Helm submitted paperwork to the county clerk, for the credit, including a credit memo issued from Maxwell Supply and a new receiving report issued from Rogers County District 2.
This paperwork became the center of the discussion, as the dates entered did not match. For example, the credit memo from Maxwell was dated Sept. 27 but was noted to be applied to an invoice dated Aug. 8.
The receipt report from District 2 was dated Aug. 7, yet included the credit for returning the six rolls of fabric. The fabric was not returned until Sept. 27, therefore could not be listed as returned on August 7.
Additionally, the paperwork was modified from the original paperwork submitted to the Rogers County Clerk for payment on Aug. 8.
The clerk’s office notified Helm on Aug. 8, Sept. 14 and Sept. 18 that the paperwork was not compliant with bidding procedures.
Helm was notified during a six-week period prior to the Sept. 24 commissioners meeting in which he sought payment for the purchase.
It was not until after that meeting, when the purchase was questioned that Helm took action to find a solution for the issue.
At that time Helm claimed there was no way to know that the purchase would exceed the $10,000 limit until the roadway was already torn up. He also said that it would be difficult to bid the road fabric because it could be one of 10 different types.
Assistant District Attorney, David Iski and District Attorney Janice Steidley were present during the discussion on Sept. 24, as Helm was questioned about not following bidding procedures.
Maxwell Supply was contacted regarding the purchase and verified that the receiving ticket was issued for the six rolls of fabric.

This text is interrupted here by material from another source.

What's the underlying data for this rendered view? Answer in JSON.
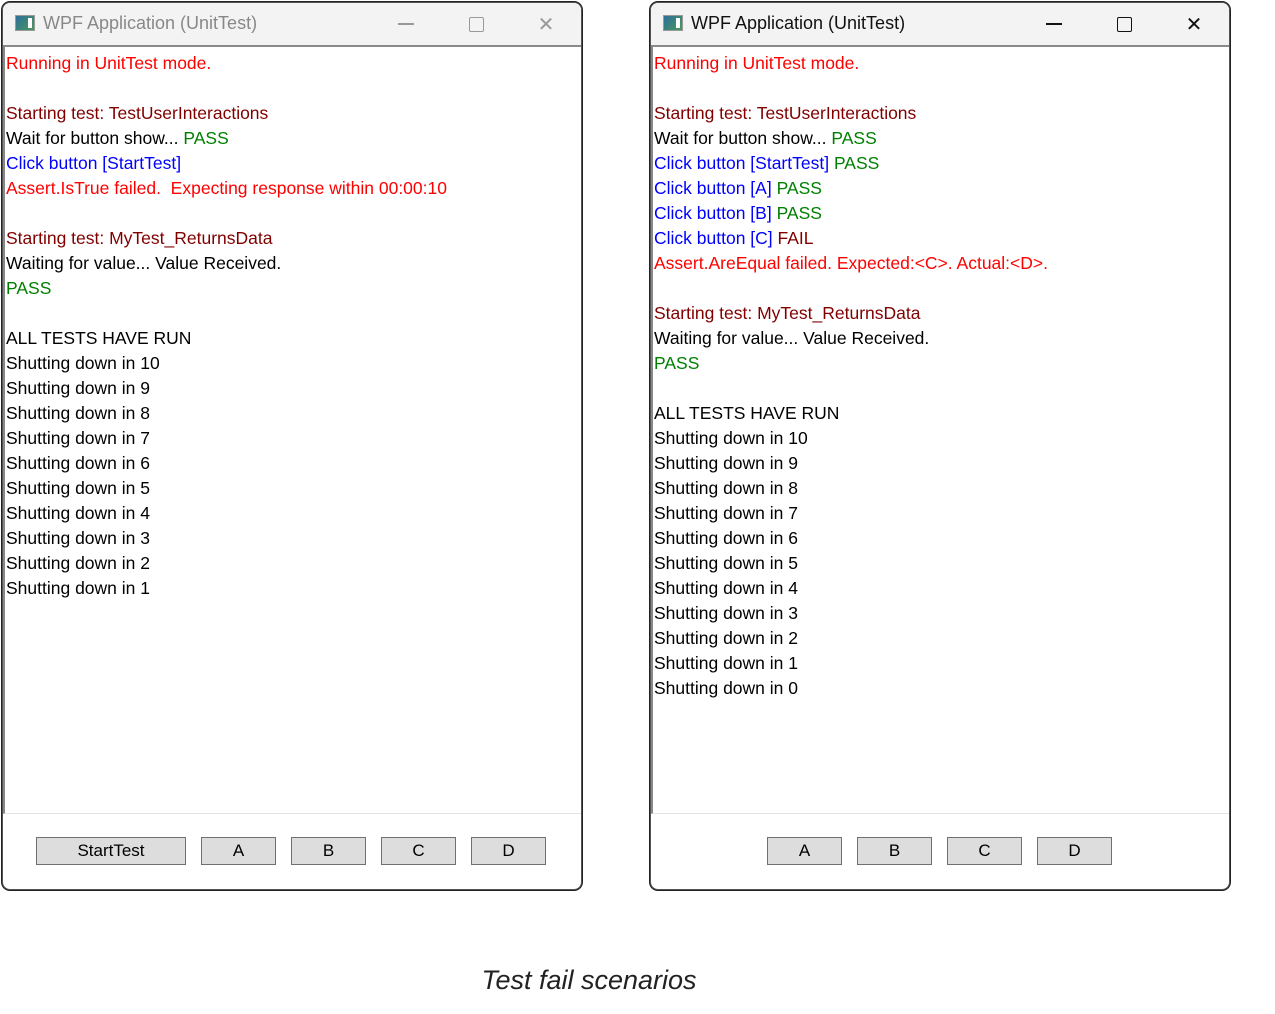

Additionally, Maxwell Supply said each roll of the fabric would cover 360 feet of the road. Two rolls would be required to cover both lanes of the road.
Helm reported that one mile of road was included in the project on Sept. 24.
A mile of road is 5,280 feet long, meaning that 10,560 feet of material would be needed for that stretch of road. It would require 29 rolls of fabric to complete one mile of roadway, according to Maxwell Supply representatives.
King, District 2 road foreman, was asked about the distance the material was used and how much was returned.
“I found out I had got us in a bind, It was my fault,” King said. “After I found out and got my butt chewed out, I took back the six rolls.”
He said that there was approximately 300 feet that was over estimated on finishing the road. King said he was planning to use the extra materials on another road project.
After the issue came up, he simply returned the fabric, King said. To have six rolls left from the project, King would have had to over estimate the road length by 1,080 feet. It is clear that the measurements do not match between the information provided by King and Maxwell Supply.